Work order: Below are the records; copy each line in which "icon" can be found.

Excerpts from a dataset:
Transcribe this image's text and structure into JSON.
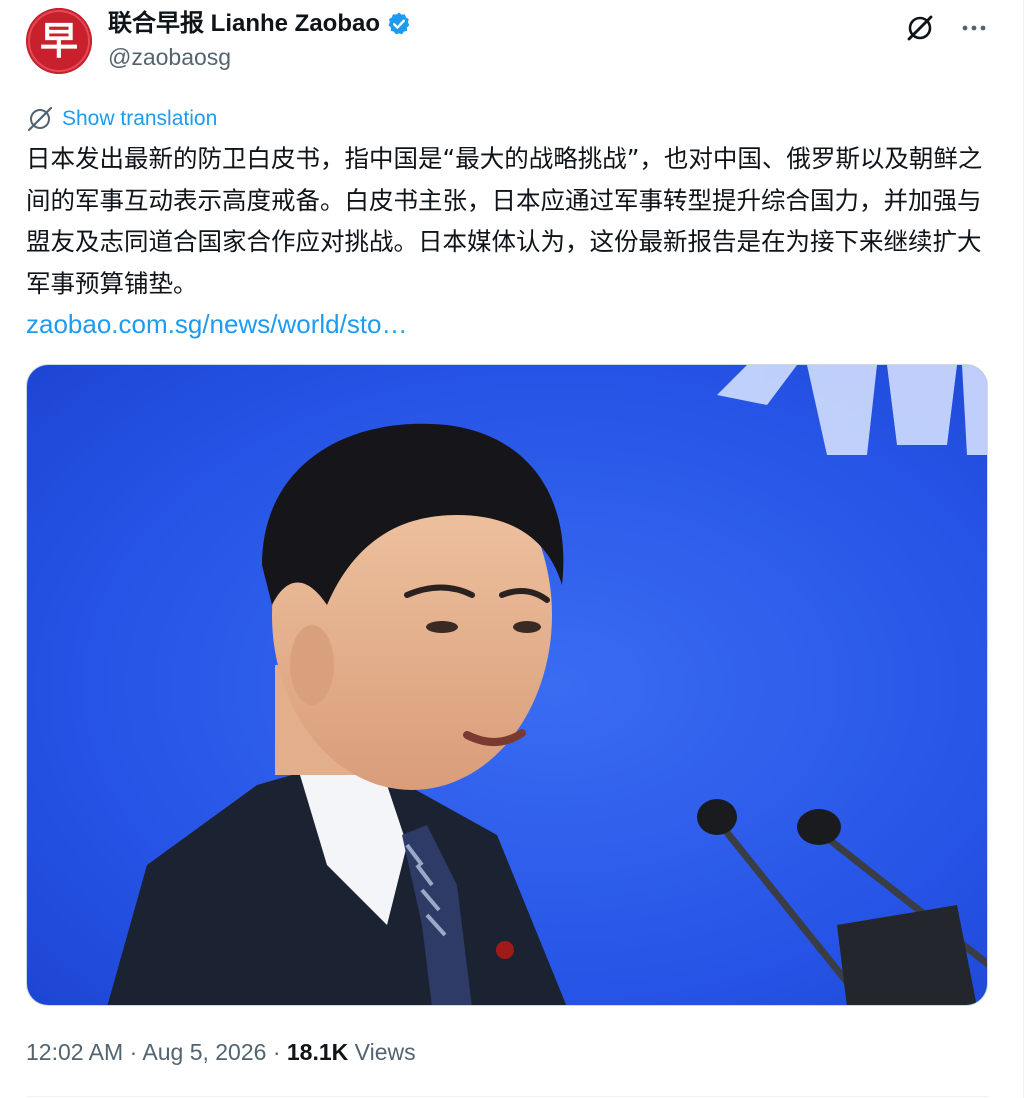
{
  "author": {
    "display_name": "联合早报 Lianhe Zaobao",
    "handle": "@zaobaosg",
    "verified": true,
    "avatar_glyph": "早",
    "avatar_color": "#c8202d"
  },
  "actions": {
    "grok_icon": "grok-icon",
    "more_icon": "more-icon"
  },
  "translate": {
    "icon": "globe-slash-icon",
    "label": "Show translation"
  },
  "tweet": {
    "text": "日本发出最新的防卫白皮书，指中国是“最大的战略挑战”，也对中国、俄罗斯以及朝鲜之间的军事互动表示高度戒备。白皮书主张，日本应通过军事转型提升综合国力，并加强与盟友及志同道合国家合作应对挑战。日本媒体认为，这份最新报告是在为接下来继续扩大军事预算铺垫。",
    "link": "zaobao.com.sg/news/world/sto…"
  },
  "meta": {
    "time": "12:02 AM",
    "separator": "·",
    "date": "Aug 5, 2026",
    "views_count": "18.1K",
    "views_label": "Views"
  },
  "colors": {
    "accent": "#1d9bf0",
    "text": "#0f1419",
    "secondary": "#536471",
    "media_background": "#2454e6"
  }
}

Response area:
    "grok_icon": "grok-icon",
    "more_icon": "more-icon"
    "icon": "globe-slash-icon",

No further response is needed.